■ Assigned task:
The records below are to be reproduced exactly, with the pictures left out.

■ Available data:
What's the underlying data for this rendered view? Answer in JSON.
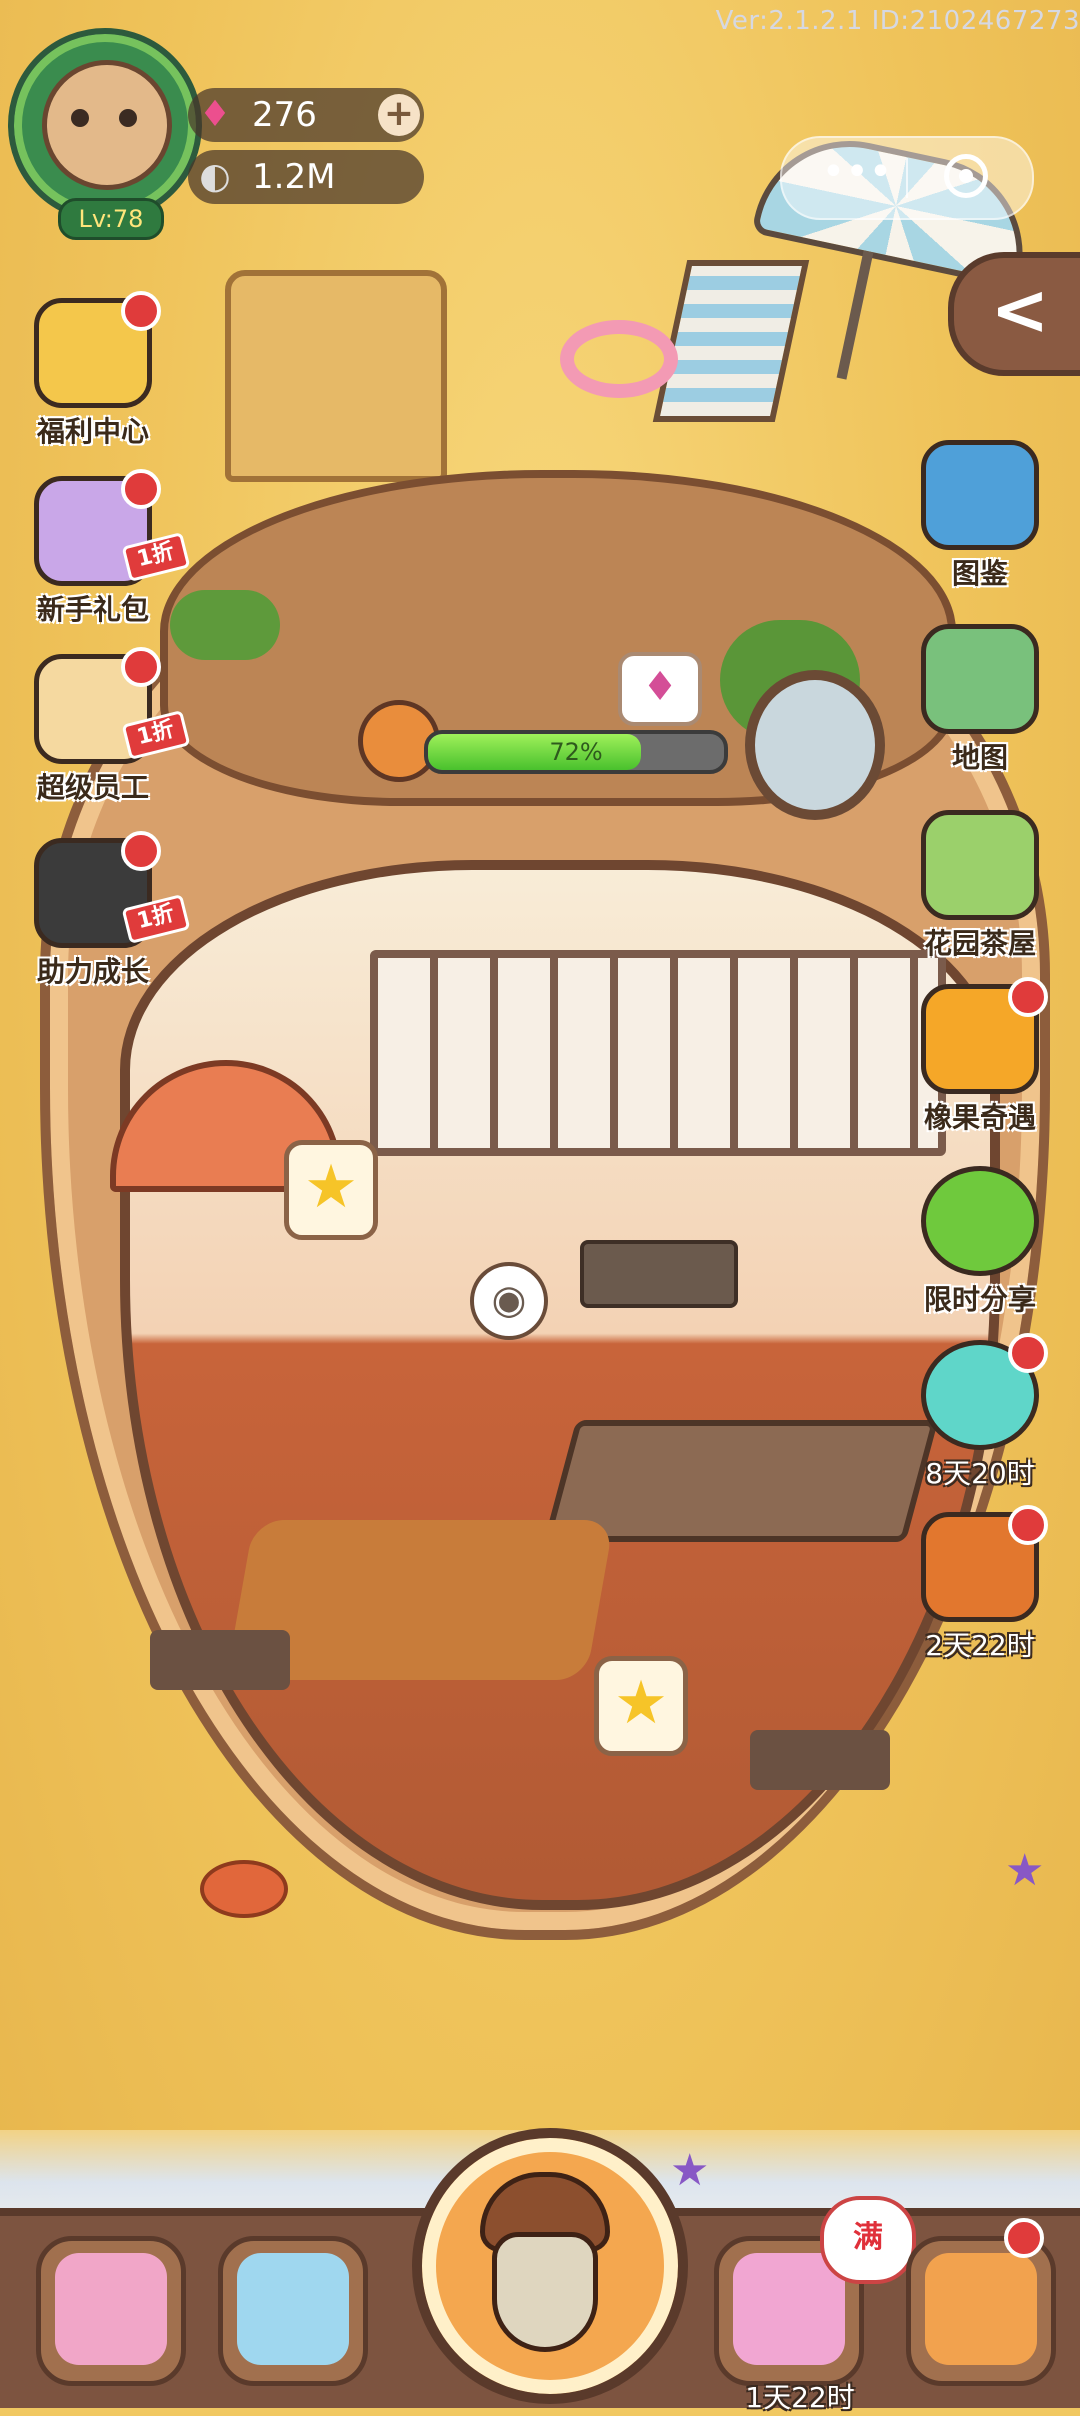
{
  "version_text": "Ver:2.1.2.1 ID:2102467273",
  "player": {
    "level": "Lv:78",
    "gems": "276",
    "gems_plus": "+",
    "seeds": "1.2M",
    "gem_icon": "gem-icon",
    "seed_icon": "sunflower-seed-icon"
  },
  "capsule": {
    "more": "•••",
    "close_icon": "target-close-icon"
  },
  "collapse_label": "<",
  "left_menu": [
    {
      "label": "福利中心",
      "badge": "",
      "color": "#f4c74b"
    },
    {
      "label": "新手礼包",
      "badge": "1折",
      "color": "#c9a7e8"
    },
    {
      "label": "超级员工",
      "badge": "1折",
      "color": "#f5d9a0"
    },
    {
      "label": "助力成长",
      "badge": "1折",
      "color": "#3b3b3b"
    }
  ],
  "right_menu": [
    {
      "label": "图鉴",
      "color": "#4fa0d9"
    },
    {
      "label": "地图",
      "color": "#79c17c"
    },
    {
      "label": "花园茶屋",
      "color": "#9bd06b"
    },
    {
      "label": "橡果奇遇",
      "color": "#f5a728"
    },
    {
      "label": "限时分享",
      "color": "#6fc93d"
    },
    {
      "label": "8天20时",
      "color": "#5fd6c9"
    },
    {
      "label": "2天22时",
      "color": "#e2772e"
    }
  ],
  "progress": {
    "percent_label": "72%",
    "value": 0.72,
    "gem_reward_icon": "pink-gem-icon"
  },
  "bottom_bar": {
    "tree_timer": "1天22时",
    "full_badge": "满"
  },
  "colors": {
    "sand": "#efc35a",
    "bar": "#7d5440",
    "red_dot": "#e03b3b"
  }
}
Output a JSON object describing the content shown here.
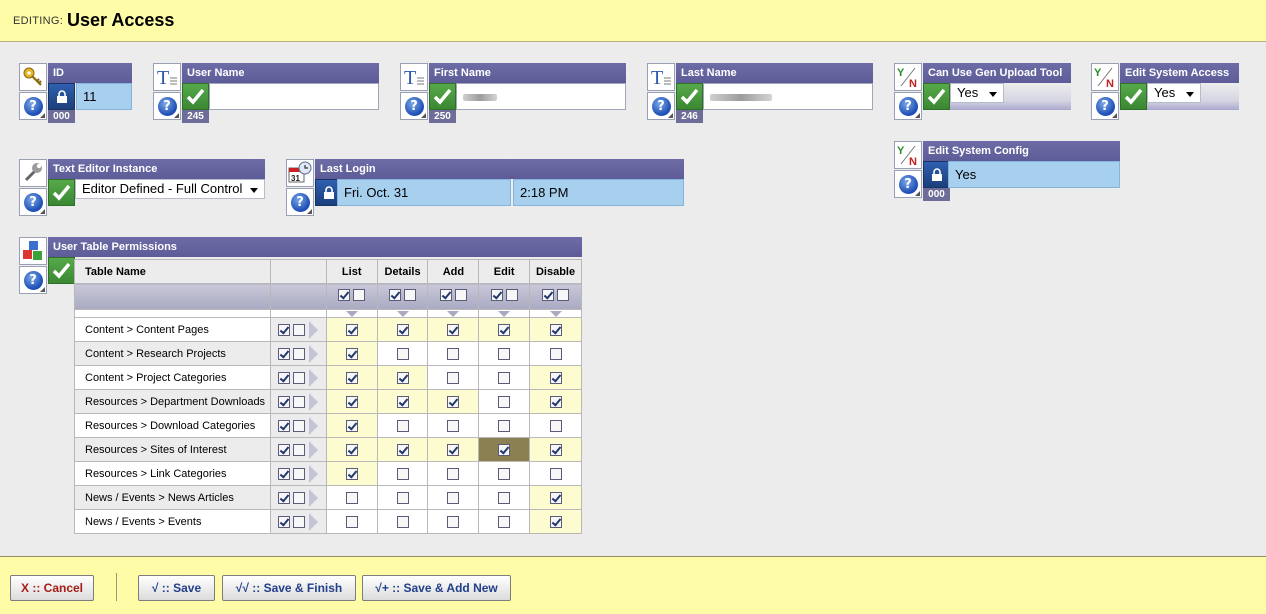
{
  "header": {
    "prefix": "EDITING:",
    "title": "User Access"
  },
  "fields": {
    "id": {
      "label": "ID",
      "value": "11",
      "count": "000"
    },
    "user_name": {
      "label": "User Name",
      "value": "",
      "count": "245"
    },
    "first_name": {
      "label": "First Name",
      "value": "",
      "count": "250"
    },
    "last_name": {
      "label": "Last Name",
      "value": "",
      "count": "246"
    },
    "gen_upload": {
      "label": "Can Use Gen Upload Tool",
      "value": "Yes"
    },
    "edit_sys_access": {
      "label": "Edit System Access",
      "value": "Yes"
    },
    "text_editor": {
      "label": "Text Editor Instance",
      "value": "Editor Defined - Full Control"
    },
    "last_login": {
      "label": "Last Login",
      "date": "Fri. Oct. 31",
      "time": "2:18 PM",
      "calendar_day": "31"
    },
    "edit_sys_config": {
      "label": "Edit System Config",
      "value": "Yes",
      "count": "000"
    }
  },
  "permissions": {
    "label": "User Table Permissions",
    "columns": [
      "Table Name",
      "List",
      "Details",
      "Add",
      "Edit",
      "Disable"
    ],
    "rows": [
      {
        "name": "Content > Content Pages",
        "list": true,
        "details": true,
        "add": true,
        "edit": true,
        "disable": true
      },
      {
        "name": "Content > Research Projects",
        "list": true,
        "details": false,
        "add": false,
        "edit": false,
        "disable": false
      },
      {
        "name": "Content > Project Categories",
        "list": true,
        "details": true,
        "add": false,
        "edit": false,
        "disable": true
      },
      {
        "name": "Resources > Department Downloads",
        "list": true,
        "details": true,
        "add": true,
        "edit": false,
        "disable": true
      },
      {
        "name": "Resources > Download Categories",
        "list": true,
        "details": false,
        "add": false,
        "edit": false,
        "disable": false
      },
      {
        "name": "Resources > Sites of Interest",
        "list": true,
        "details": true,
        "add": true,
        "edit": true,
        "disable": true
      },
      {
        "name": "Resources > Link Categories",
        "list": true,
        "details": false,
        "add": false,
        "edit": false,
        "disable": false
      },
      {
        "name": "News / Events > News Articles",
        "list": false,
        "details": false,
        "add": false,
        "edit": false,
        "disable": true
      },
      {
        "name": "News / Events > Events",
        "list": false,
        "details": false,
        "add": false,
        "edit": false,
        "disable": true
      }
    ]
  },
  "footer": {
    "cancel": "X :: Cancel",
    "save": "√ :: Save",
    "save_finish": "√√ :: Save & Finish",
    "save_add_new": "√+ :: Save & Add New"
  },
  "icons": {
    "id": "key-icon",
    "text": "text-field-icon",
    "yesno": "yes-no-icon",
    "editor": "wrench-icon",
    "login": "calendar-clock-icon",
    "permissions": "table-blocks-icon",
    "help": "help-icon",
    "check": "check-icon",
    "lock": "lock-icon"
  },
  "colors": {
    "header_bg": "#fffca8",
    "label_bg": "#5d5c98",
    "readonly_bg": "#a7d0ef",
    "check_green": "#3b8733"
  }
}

■ Reply:
What's the underlying data for this rendered view? Answer in JSON.
{
  "version_text": "Ver:2.1.2.1 ID:2102467273",
  "player": {
    "level": "Lv:78",
    "gems": "276",
    "gems_plus": "+",
    "seeds": "1.2M",
    "gem_icon": "gem-icon",
    "seed_icon": "sunflower-seed-icon"
  },
  "capsule": {
    "more": "•••",
    "close_icon": "target-close-icon"
  },
  "collapse_label": "<",
  "left_menu": [
    {
      "label": "福利中心",
      "badge": "",
      "color": "#f4c74b"
    },
    {
      "label": "新手礼包",
      "badge": "1折",
      "color": "#c9a7e8"
    },
    {
      "label": "超级员工",
      "badge": "1折",
      "color": "#f5d9a0"
    },
    {
      "label": "助力成长",
      "badge": "1折",
      "color": "#3b3b3b"
    }
  ],
  "right_menu": [
    {
      "label": "图鉴",
      "color": "#4fa0d9"
    },
    {
      "label": "地图",
      "color": "#79c17c"
    },
    {
      "label": "花园茶屋",
      "color": "#9bd06b"
    },
    {
      "label": "橡果奇遇",
      "color": "#f5a728"
    },
    {
      "label": "限时分享",
      "color": "#6fc93d"
    },
    {
      "label": "8天20时",
      "color": "#5fd6c9"
    },
    {
      "label": "2天22时",
      "color": "#e2772e"
    }
  ],
  "progress": {
    "percent_label": "72%",
    "value": 0.72,
    "gem_reward_icon": "pink-gem-icon"
  },
  "bottom_bar": {
    "tree_timer": "1天22时",
    "full_badge": "满"
  },
  "colors": {
    "sand": "#efc35a",
    "bar": "#7d5440",
    "red_dot": "#e03b3b"
  }
}
Output a JSON object describing the content shown here.
{
  "header": {
    "prefix": "EDITING:",
    "title": "User Access"
  },
  "fields": {
    "id": {
      "label": "ID",
      "value": "11",
      "count": "000"
    },
    "user_name": {
      "label": "User Name",
      "value": "",
      "count": "245"
    },
    "first_name": {
      "label": "First Name",
      "value": "",
      "count": "250"
    },
    "last_name": {
      "label": "Last Name",
      "value": "",
      "count": "246"
    },
    "gen_upload": {
      "label": "Can Use Gen Upload Tool",
      "value": "Yes"
    },
    "edit_sys_access": {
      "label": "Edit System Access",
      "value": "Yes"
    },
    "text_editor": {
      "label": "Text Editor Instance",
      "value": "Editor Defined - Full Control"
    },
    "last_login": {
      "label": "Last Login",
      "date": "Fri. Oct. 31",
      "time": "2:18 PM",
      "calendar_day": "31"
    },
    "edit_sys_config": {
      "label": "Edit System Config",
      "value": "Yes",
      "count": "000"
    }
  },
  "permissions": {
    "label": "User Table Permissions",
    "columns": [
      "Table Name",
      "List",
      "Details",
      "Add",
      "Edit",
      "Disable"
    ],
    "rows": [
      {
        "name": "Content > Content Pages",
        "list": true,
        "details": true,
        "add": true,
        "edit": true,
        "disable": true
      },
      {
        "name": "Content > Research Projects",
        "list": true,
        "details": false,
        "add": false,
        "edit": false,
        "disable": false
      },
      {
        "name": "Content > Project Categories",
        "list": true,
        "details": true,
        "add": false,
        "edit": false,
        "disable": true
      },
      {
        "name": "Resources > Department Downloads",
        "list": true,
        "details": true,
        "add": true,
        "edit": false,
        "disable": true
      },
      {
        "name": "Resources > Download Categories",
        "list": true,
        "details": false,
        "add": false,
        "edit": false,
        "disable": false
      },
      {
        "name": "Resources > Sites of Interest",
        "list": true,
        "details": true,
        "add": true,
        "edit": true,
        "disable": true
      },
      {
        "name": "Resources > Link Categories",
        "list": true,
        "details": false,
        "add": false,
        "edit": false,
        "disable": false
      },
      {
        "name": "News / Events > News Articles",
        "list": false,
        "details": false,
        "add": false,
        "edit": false,
        "disable": true
      },
      {
        "name": "News / Events > Events",
        "list": false,
        "details": false,
        "add": false,
        "edit": false,
        "disable": true
      }
    ]
  },
  "footer": {
    "cancel": "X :: Cancel",
    "save": "√ :: Save",
    "save_finish": "√√ :: Save & Finish",
    "save_add_new": "√+ :: Save & Add New"
  },
  "icons": {
    "id": "key-icon",
    "text": "text-field-icon",
    "yesno": "yes-no-icon",
    "editor": "wrench-icon",
    "login": "calendar-clock-icon",
    "permissions": "table-blocks-icon",
    "help": "help-icon",
    "check": "check-icon",
    "lock": "lock-icon"
  },
  "colors": {
    "header_bg": "#fffca8",
    "label_bg": "#5d5c98",
    "readonly_bg": "#a7d0ef",
    "check_green": "#3b8733"
  }
}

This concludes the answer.